Exercise description: Among the records below, how many lines contain "this"? State the number and nothing more.
● ● ● ● ●
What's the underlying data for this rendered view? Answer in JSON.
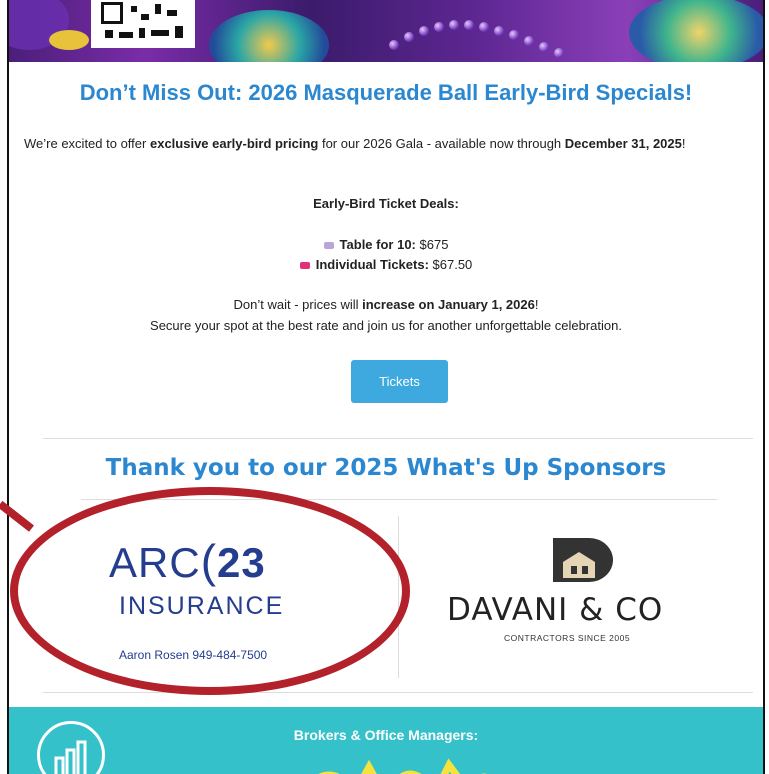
{
  "email": {
    "title": "Don’t Miss Out: 2026 Masquerade Ball Early-Bird Specials!",
    "intro_pre": "We’re excited to offer ",
    "intro_bold": "exclusive early-bird pricing",
    "intro_mid": " for our 2026 Gala - available now through ",
    "intro_date": "December 31, 2025",
    "intro_end": "!",
    "deals_heading": "Early-Bird Ticket Deals:",
    "deals": [
      {
        "label": "Table for 10:",
        "value": " $675",
        "color": "#b9a6d9"
      },
      {
        "label": "Individual Tickets:",
        "value": " $67.50",
        "color": "#e0307a"
      }
    ],
    "wait_pre": "Don’t wait - prices will ",
    "wait_bold": "increase on January 1, 2026",
    "wait_end": "!",
    "secure": "Secure your spot at the best rate and join us for another unforgettable celebration.",
    "button_label": "Tickets",
    "sponsor_heading": "Thank you to our 2025 What's Up Sponsors",
    "sponsors": {
      "arc_text": "ARC",
      "arc_num": "23",
      "arc_sub": "INSURANCE",
      "arc_contact": "Aaron Rosen  949-484-7500",
      "davani_name": "DAVANI & CO",
      "davani_tag": "CONTRACTORS SINCE 2005"
    },
    "footer_heading": "Brokers & Office Managers:"
  },
  "colors": {
    "accent_blue": "#2b87cf",
    "button": "#3ea9df",
    "highlight_circle": "#b3212b",
    "footer_teal": "#34c1c9"
  }
}
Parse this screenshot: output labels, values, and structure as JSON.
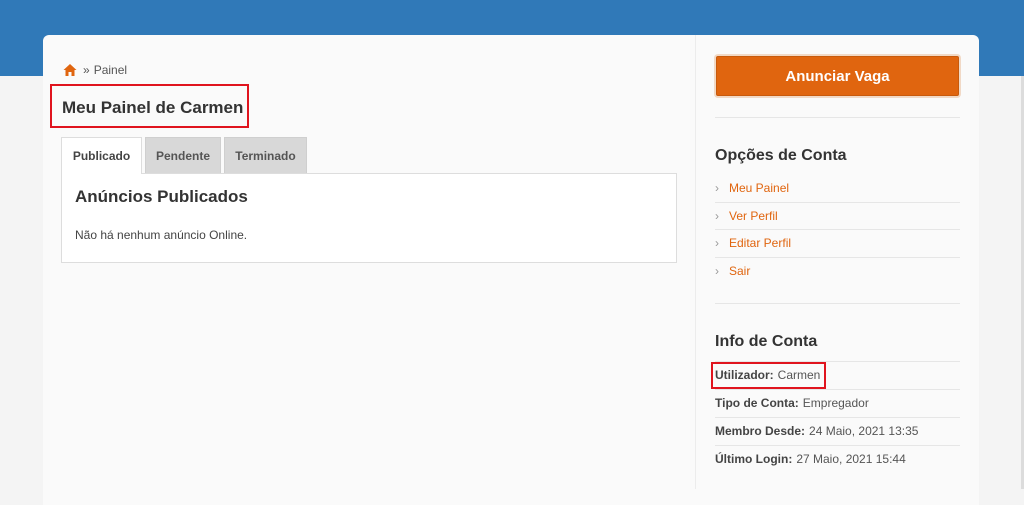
{
  "breadcrumb": {
    "separator": "»",
    "current": "Painel"
  },
  "page": {
    "title": "Meu Painel de Carmen"
  },
  "tabs": [
    {
      "label": "Publicado",
      "active": true
    },
    {
      "label": "Pendente",
      "active": false
    },
    {
      "label": "Terminado",
      "active": false
    }
  ],
  "panel": {
    "title": "Anúncios Publicados",
    "empty_text": "Não há nenhum anúncio Online."
  },
  "sidebar": {
    "post_job_label": "Anunciar Vaga",
    "account_options": {
      "title": "Opções de Conta",
      "links": [
        "Meu Painel",
        "Ver Perfil",
        "Editar Perfil",
        "Sair"
      ]
    },
    "account_info": {
      "title": "Info de Conta",
      "rows": [
        {
          "label": "Utilizador:",
          "value": "Carmen"
        },
        {
          "label": "Tipo de Conta:",
          "value": "Empregador"
        },
        {
          "label": "Membro Desde:",
          "value": "24 Maio, 2021 13:35"
        },
        {
          "label": "Último Login:",
          "value": "27 Maio, 2021 15:44"
        }
      ]
    }
  },
  "colors": {
    "header_blue": "#3079b8",
    "accent_orange": "#e0650f",
    "highlight_red": "#e0141e"
  },
  "icons": {
    "home": "home-icon",
    "link_bullet": "chevron-right-icon"
  }
}
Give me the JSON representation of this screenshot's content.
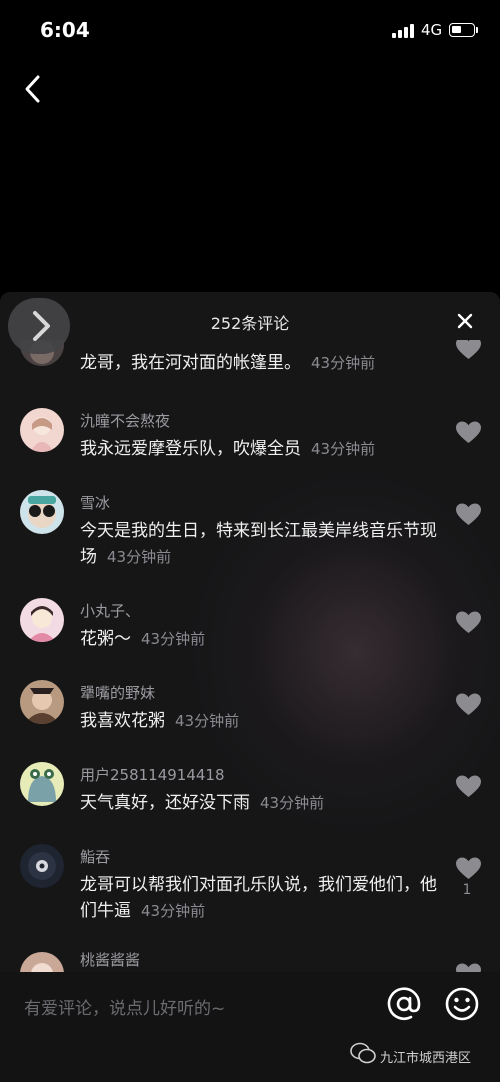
{
  "status_bar": {
    "time": "6:04",
    "network": "4G"
  },
  "panel": {
    "title": "252条评论"
  },
  "comments": [
    {
      "username": "",
      "text": "龙哥，我在河对面的帐篷里。",
      "time": "43分钟前",
      "likes": ""
    },
    {
      "username": "氿瞳不会熬夜",
      "text": "我永远爱摩登乐队，吹爆全员",
      "time": "43分钟前",
      "likes": ""
    },
    {
      "username": "雪冰",
      "text": "今天是我的生日，特来到长江最美岸线音乐节现场",
      "time": "43分钟前",
      "likes": ""
    },
    {
      "username": "小丸子、",
      "text": "花粥～",
      "time": "43分钟前",
      "likes": ""
    },
    {
      "username": "犟嘴的野妹",
      "text": "我喜欢花粥",
      "time": "43分钟前",
      "likes": ""
    },
    {
      "username": "用户258114914418",
      "text": "天气真好，还好没下雨",
      "time": "43分钟前",
      "likes": ""
    },
    {
      "username": "鮨吞",
      "text": "龙哥可以帮我们对面孔乐队说，我们爱他们，他们牛逼",
      "time": "43分钟前",
      "likes": "1"
    },
    {
      "username": "桃酱酱酱",
      "text": "",
      "time": "",
      "likes": ""
    }
  ],
  "input": {
    "placeholder": "有爱评论，说点儿好听的~"
  },
  "watermark": {
    "text": "九江市城西港区"
  },
  "icons": {
    "back": "back-arrow-icon",
    "close": "close-icon",
    "like": "heart-icon",
    "at": "at-sign-icon",
    "emoji": "smiley-icon"
  },
  "colors": {
    "background": "#000000",
    "panel": "#161617",
    "muted": "#8a8a90"
  }
}
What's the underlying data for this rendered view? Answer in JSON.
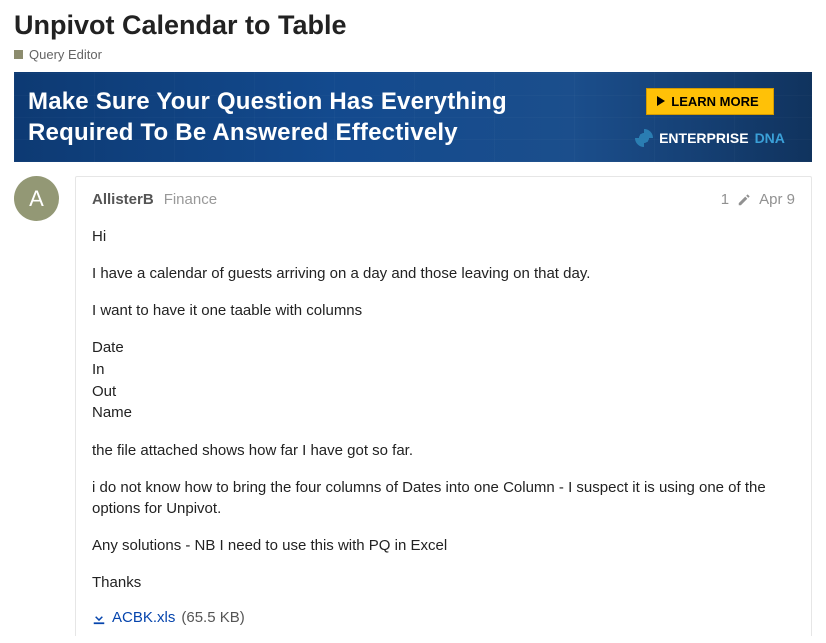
{
  "title": "Unpivot Calendar to Table",
  "category": "Query Editor",
  "banner": {
    "headline": "Make Sure Your Question Has Everything Required To Be Answered Effectively",
    "cta": "LEARN MORE",
    "brand_left": "ENTERPRISE",
    "brand_right": "DNA"
  },
  "post": {
    "avatar_letter": "A",
    "author": "AllisterB",
    "author_group": "Finance",
    "edit_count": "1",
    "date": "Apr 9",
    "body": {
      "p1": "Hi",
      "p2": "I have a calendar of guests arriving on a day and those leaving on that day.",
      "p3": "I want to have it one taable with columns",
      "c1": "Date",
      "c2": "In",
      "c3": "Out",
      "c4": "Name",
      "p4": "the file attached shows how far I have got so far.",
      "p5": "i do not know how to bring the four columns of Dates into one Column - I suspect it is using one of the options for Unpivot.",
      "p6": "Any solutions - NB I need to use this with PQ in Excel",
      "p7": "Thanks"
    },
    "attachment": {
      "name": "ACBK.xls",
      "size": "(65.5 KB)"
    }
  }
}
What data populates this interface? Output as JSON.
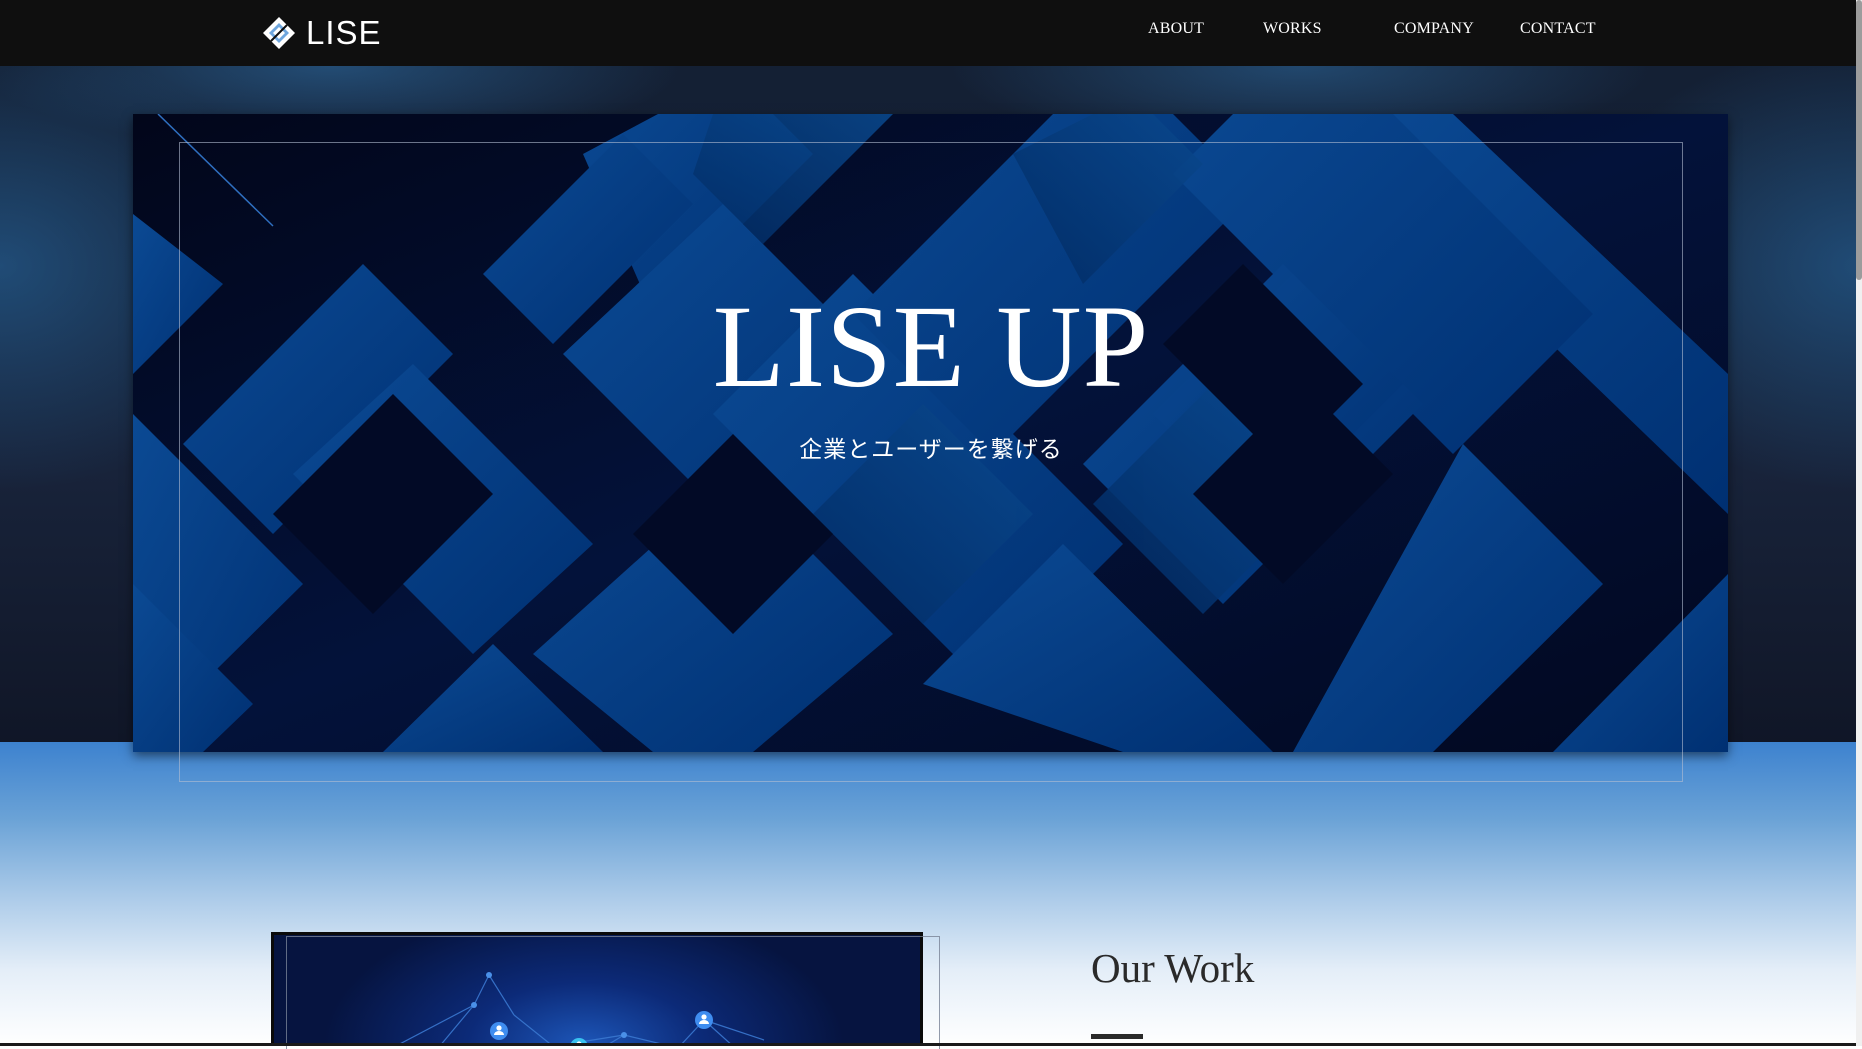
{
  "header": {
    "logo_text": "LISE",
    "nav": [
      "ABOUT",
      "WORKS",
      "COMPANY",
      "CONTACT"
    ]
  },
  "hero": {
    "title": "LISE UP",
    "subtitle": "企業とユーザーを繋げる"
  },
  "work_section": {
    "title": "Our Work"
  },
  "colors": {
    "header_bg": "#0f0f0f",
    "hero_dark": "#02081f",
    "hero_blue": "#003b7a",
    "section_gradient_top": "#3d82cf"
  },
  "icons": [
    "logo-diamond-icon",
    "user-node-icon"
  ]
}
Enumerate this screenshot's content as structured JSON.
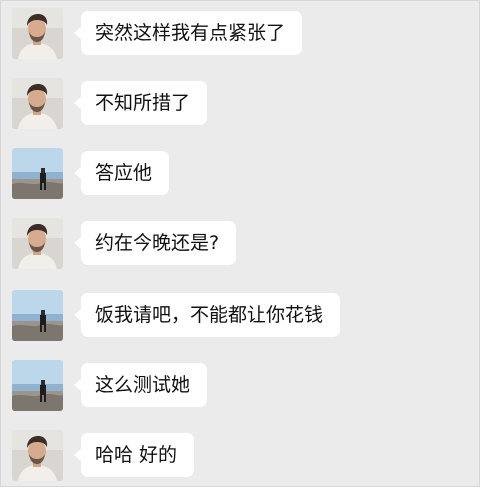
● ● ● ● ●
Task solution: 7